What you have to do: Needed from the data below: all lines that contain the word "text".

Given records:
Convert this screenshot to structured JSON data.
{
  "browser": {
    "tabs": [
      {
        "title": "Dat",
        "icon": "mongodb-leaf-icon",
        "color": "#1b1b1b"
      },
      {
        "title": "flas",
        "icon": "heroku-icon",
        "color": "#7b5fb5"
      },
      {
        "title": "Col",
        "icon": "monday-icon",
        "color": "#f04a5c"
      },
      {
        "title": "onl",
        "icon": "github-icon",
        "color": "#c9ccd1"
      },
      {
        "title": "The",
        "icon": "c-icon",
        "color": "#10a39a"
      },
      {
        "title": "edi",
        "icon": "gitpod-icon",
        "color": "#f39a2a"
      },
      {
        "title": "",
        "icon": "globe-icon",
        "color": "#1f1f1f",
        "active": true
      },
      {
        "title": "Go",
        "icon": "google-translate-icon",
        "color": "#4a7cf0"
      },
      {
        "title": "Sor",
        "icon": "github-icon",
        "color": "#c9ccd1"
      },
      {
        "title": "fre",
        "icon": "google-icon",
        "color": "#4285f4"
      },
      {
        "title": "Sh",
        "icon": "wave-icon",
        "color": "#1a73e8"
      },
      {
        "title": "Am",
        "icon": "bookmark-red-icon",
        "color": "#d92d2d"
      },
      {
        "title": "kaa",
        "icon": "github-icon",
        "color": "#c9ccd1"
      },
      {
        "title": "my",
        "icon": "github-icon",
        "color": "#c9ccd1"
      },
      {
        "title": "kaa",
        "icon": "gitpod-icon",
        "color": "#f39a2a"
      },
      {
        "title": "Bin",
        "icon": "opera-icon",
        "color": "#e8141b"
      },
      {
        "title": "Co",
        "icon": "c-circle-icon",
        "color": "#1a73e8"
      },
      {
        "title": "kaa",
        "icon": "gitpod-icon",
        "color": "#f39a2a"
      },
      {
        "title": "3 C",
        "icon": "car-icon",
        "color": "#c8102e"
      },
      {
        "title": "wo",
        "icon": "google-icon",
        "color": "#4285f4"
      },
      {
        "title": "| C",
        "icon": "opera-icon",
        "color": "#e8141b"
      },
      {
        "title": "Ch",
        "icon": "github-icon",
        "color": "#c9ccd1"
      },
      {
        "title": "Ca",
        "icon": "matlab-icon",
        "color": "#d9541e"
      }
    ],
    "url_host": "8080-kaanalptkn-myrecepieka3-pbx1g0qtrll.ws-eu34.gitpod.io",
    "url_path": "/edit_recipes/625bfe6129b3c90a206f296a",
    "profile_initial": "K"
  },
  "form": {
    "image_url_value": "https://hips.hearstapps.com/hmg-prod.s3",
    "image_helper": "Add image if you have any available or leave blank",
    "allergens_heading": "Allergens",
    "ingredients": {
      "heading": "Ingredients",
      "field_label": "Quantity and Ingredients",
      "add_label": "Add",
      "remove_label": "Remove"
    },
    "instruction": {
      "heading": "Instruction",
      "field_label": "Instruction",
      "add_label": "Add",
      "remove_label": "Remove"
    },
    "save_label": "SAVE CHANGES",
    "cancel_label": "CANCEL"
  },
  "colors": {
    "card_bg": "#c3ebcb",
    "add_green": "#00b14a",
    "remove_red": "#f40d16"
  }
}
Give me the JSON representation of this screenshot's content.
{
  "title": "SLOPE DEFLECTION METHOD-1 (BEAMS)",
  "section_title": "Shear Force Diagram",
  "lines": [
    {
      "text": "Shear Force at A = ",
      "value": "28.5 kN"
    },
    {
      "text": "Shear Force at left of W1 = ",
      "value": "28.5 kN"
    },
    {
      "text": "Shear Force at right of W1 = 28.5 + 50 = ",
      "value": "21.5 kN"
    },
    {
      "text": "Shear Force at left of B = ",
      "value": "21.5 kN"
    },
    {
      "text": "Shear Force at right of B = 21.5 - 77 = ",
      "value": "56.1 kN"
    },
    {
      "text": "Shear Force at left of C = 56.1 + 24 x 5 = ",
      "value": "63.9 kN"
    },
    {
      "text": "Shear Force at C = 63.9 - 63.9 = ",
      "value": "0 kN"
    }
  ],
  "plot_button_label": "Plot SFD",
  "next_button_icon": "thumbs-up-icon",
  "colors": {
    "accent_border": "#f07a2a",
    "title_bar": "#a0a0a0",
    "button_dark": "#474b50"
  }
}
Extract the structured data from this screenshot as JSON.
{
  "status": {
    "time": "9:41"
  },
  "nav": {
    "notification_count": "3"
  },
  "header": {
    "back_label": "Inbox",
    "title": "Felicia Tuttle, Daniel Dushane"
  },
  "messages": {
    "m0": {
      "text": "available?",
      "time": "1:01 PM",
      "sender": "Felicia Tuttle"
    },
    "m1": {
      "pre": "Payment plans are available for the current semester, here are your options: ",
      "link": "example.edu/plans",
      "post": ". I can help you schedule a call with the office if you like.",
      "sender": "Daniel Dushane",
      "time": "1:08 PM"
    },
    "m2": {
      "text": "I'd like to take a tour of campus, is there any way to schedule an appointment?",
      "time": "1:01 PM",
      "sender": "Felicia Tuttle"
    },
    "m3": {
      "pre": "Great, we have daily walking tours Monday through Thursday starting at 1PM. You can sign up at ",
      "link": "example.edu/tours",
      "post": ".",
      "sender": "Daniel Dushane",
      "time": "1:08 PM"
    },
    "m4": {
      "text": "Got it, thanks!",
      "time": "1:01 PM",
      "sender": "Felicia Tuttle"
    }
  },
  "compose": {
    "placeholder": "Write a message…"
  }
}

Answer space:
      "text": "Shear Force at A = ",
      "text": "Shear Force at left of W1 = ",
      "text": "Shear Force at right of W1 = 28.5 + 50 = ",
      "text": "Shear Force at left of B = ",
      "text": "Shear Force at right of B = 21.5 - 77 = ",
      "text": "Shear Force at left of C = 56.1 + 24 x 5 = ",
      "text": "Shear Force at C = 63.9 - 63.9 = ",
      "text": "available?",
      "text": "I'd like to take a tour of campus, is there any way to schedule an appointment?",
      "text": "Got it, thanks!",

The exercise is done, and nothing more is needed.